▶ _Exercise requirements_
Search the data for the string "болтов", and report each line where it is found.
◆ ◆ ◆
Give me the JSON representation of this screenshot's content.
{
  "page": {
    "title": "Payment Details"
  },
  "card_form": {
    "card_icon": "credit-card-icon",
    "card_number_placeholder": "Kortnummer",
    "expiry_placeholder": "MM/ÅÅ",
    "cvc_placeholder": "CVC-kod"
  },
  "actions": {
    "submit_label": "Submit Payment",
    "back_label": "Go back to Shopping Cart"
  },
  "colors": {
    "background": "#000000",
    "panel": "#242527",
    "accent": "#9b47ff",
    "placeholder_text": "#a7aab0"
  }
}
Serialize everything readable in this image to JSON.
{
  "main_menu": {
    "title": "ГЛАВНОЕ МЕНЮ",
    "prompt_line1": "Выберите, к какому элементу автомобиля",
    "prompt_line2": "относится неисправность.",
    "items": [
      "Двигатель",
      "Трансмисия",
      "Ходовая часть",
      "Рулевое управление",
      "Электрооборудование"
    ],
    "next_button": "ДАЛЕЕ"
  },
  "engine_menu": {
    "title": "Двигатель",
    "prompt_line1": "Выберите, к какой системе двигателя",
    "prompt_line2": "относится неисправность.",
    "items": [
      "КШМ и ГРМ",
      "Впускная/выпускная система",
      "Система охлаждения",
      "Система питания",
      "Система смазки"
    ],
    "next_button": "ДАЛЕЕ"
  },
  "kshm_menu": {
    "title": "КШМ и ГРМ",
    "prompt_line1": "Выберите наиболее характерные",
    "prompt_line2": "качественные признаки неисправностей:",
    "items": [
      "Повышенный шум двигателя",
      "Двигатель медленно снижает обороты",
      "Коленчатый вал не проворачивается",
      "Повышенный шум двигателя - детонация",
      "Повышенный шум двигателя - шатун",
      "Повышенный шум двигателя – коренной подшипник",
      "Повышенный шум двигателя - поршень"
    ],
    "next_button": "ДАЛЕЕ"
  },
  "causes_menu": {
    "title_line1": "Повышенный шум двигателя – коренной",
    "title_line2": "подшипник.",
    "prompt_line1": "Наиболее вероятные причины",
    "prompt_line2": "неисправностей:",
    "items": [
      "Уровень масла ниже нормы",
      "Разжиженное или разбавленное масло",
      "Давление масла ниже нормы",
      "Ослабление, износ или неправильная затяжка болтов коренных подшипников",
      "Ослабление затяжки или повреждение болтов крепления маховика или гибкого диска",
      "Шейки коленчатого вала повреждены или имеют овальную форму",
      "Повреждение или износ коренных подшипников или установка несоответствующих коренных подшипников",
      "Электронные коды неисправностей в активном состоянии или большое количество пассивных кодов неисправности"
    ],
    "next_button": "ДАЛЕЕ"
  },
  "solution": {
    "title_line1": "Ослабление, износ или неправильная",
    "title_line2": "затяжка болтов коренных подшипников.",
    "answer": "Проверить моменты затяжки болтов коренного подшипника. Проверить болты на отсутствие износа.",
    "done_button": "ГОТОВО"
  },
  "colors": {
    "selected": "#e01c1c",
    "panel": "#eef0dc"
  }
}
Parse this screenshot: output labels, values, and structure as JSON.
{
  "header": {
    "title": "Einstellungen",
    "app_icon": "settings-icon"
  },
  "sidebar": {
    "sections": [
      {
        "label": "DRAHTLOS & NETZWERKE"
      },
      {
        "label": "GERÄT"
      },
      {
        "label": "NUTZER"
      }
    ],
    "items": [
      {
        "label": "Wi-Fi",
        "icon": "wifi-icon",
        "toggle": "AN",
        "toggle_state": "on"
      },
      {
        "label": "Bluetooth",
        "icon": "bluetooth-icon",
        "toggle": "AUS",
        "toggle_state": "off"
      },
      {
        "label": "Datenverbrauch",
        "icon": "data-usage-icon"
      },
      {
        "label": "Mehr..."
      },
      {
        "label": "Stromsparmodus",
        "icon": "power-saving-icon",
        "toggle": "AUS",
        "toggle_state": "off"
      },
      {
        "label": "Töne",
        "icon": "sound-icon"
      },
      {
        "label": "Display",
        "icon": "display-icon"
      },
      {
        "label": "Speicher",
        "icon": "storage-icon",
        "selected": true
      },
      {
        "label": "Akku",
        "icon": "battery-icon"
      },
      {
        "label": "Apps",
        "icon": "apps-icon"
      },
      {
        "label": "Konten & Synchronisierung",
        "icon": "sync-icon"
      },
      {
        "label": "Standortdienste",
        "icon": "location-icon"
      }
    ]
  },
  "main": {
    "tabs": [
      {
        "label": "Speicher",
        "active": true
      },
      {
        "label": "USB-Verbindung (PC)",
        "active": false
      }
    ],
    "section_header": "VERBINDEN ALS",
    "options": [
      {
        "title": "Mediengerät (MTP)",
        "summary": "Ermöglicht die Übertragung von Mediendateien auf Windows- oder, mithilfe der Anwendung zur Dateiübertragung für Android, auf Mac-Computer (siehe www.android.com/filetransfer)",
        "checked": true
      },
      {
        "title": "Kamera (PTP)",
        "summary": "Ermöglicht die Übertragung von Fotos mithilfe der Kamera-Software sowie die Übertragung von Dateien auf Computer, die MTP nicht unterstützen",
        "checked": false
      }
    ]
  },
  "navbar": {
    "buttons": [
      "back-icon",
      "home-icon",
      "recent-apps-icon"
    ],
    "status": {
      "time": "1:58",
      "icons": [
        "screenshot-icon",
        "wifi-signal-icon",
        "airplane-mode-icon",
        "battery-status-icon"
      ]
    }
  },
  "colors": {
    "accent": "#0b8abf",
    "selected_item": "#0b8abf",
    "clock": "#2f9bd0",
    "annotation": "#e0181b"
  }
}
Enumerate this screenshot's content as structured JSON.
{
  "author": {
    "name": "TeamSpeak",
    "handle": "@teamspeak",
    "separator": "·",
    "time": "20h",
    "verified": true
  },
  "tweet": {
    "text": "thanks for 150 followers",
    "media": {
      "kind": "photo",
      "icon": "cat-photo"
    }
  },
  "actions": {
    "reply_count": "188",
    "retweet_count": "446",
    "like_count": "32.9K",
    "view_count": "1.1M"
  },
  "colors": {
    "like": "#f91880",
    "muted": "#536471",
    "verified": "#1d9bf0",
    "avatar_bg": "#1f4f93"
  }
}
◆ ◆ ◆
▶ _Solution to the problem_
      "Ослабление, износ или неправильная затяжка болтов коренных подшипников",
      "Ослабление затяжки или повреждение болтов крепления маховика или гибкого диска",
    "title_line2": "затяжка болтов коренных подшипников.",
    "answer": "Проверить моменты затяжки болтов коренного подшипника. Проверить болты на отсутствие износа.",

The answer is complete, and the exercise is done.